This sense of betrayal by our idols also mirrors an oft-overlooked part of Bergman’s own life: he was a Nazi sympathizer. It wasn’t until revelations of the death camps that Bergman retreated from his fascist beliefs, later admitting, “When the truth came out it was a hideous shock for me. In a brutal and violent way I was suddenly ripped of my innocence.” Like so many in World War II, Antonius and his squire were both convinced to join the war by leaders and theologians demanding loyalty against an enemy who practiced the wrong religion, only to find the war was useless. Bergman uses his disillusioned knight to work through his own guilt.
But for all this gloom and doom, parts are light and funny and sweet. Antonius enjoys a picnic with the family of actors, saying, “It will be enough for me.” There’s bawdy humor about a lecherous troupe manager. And Death has the funniest moment in the movie. But these instances of pathos or laughter aren’t out of place amidst the grimness because that’s what life is like, and that’s what interested Bergman.

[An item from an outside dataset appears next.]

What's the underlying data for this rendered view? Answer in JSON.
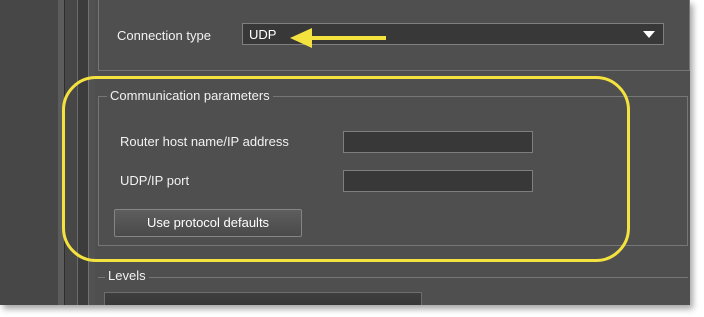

It’s worth noting that those who survive are actors. They are creators, artists, and their performance will stay with the audience after the play is over, and that’s its own legacy. It’s what Bergman himself did. He died in 2007, but his movies still attract viewers because he created something that resonates. They’re his good deeds for us.
Two other films play with these same ideas: It’s a Wonderful Life (1946) and Ikiru (1952), and they provide a useful contrast to The Seventh Seal. They both feature protagonists who feel that they’ve wasted their lives at menial desk jobs without having any sort of impact. Being faced with death gives them both a clarity of vision and purpose – George Bailey realizes his importance to his community, and Kenji Watanabe builds a park for his town’s children. Both of them have greater victories and legacies than Antonius, but they have more modest goals. . Antonius is literally fighting Death, a battle everyone loses. Back-to-back, these movies would make a heady triple feature.
While Medieval crusaders are more alien to us than small-town bureaucrats like Bailey and Watanabe, they can demonstrate the same struggles for purpose and fears about death (Antonius’ worries are more modern than ones a real Medieval knight would have, but Bergman is working in a fable here). The only solution they find is to have something to hand down through the years. They can’t live forever, but they find comfort in providing and caring for people other than themselves. Bergman’s knight has the most limited success, but he still finds the same message as the others – you want something good to happen in the world? Find a way to do it yourself. Even the smallest victory is better than none.